Generalized onset seizures

8

What is happening in generalized-onset seizures?

neuronal activity originating simultaneously in both hemispheres

9

What are the subtypes of generalized onset seizures?

1. Tonic-clonic

2. tonic

3. clonic

4. atonic (drop attacks)

5. myoclonic

6. absence and infantile spasms

10

Who is generalized onset seizures most often seen in?

children

11

How will a generalized onset seizure present itself to you?

1. loss of consciousness

2. no postical confusion

3. may have rhythmic movements

4. no convulsion

12

What are the 3 types of partial-onset seizures?

1. Simple (used to be "petit mal seizures")

2. Complex

3. secondary generalized tonic-clonic seizure

13

Characteristics of Simple Partial-onset seizures

brief loss of awareness (blank stare), no LOC

hallucinations

autonomic nervous system responses

personality changes

motor symptoms are commonly at face, arms, and leg

14

What are the classifications of seizures?

1. Partial seizures 

-simple 

-complex

2. Generalized seizures

3. Unclassified seizures

15

Characteristics of Complex Partial-onset Seizures 

impaired consciousness

memory impairment

behavioral effect

aura, chewing, swallowing, unreal feelings

tonic, clonic, or tonic-clonic seizures

16

Characteristics of Secondary Generalized Tonic-Clonic Seizure

Partial onset seizures that progress

Occurs in up to 40% of pts

Postictal confusion

17

What is an Unclassified Seizure?

Seizures that do not fit into any other category

18

What can status epilepticus lead to?

hypotension, hypoxia, and cardiac dysrhythmias

which can all lead to brain damage and death

19

What is status epilepticus?

multiple seizures occurring without recovery between

20

What can febrile seizures progress to?

Status epilepticus

21

What drugs are used to treat status epilepticus?

1. diazepam

2. fosphenytoin

3. lorazepam (off label use)

4. phenobarbital

5. phenytoin

Page 221, Table 14-3 has all the doses, onsets, etc.

22

What are Antiepileptic Drugs (AEDs) also known as?

anticonvulsants

23

What are the goals of therapy using AEDs?

control/prevent seizures while maintaining reasonable quality of life

minimize adverse effects/drug-induced toxicity

24

How long does AED therapy last?

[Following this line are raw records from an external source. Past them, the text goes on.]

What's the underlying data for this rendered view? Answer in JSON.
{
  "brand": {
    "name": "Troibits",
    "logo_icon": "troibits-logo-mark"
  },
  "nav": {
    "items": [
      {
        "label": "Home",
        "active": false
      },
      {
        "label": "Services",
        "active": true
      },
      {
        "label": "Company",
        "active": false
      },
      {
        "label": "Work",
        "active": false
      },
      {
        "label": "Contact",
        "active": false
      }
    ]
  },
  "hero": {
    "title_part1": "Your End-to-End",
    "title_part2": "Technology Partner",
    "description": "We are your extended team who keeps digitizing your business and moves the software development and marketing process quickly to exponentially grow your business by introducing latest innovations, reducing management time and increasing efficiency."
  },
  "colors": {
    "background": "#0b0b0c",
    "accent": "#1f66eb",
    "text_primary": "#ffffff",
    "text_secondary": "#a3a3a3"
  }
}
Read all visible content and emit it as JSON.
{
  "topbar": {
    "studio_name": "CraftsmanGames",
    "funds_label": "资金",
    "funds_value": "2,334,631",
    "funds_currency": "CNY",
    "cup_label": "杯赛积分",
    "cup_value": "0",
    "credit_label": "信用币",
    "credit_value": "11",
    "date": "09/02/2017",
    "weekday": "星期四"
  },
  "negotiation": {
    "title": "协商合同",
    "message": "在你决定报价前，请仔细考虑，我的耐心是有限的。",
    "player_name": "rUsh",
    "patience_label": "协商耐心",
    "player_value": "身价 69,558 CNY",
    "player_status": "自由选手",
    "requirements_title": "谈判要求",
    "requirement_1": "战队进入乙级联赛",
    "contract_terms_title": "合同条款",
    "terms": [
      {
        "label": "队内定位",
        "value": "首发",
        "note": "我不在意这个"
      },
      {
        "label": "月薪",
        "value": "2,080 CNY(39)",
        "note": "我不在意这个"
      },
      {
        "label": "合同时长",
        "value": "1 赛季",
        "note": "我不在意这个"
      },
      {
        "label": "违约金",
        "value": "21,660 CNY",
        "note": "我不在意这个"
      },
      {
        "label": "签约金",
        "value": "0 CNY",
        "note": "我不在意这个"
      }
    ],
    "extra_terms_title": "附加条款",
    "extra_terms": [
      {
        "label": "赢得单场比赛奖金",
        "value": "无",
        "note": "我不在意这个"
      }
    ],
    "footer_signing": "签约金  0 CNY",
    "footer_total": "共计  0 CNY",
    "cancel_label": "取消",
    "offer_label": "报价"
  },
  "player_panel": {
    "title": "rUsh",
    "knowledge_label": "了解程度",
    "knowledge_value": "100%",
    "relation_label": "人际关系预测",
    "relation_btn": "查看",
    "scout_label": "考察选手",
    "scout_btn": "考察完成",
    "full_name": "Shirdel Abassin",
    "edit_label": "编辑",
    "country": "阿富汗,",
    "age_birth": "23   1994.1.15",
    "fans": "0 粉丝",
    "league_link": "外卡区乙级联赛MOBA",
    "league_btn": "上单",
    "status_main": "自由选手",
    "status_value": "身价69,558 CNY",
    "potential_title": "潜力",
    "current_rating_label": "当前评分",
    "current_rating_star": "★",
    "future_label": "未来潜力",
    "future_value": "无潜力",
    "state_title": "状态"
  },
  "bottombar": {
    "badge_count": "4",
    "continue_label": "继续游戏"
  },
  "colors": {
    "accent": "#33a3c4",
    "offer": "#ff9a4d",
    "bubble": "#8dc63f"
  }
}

When can the pt discontinue?

therapy is usually lifelong

Pts who are seizure-free for 1-2 years may be able to discontinue

25

_______ drug therapy started before _______ drug therapy

single drug therapy started before multiple drug therapy

26

Titrate antiepileptic drugs to the lowest effective level. True or false?

True

27

MOA of AEDs

Exact MOA is unknown.

AEDs are thought to alter movement of Na, K, and Ca ions across nerve cells in the brain

1. Increase the threshold of activity (reduce nerve's ability to be stimulated)

2. Limit the spread: suppress transmission of impulses from one nerve to the next

3. Decrease the speed of nerve conduction within a neuron

28

Overall effect of MOA and AEDs

Neurons stabilized

Neuron hyperexcitability decreased

Excessive nerve impulse spread decreased

29

Indications of AEDs

prevention/control of seizure activity

long-term maintenance therapy for chronic, recurring seizures

acute treatment of convulsions and status epilepticus

other uses

30

Adverse effects of AEDs

 

Numerous - vary per drug

often necessitate change in meds

Phenytoin: long-term may cause gingival hyperplasia, acne, hirsutism, and dilantin facies

black box warning (2008): suicidal thoughts/behavior is twice the risk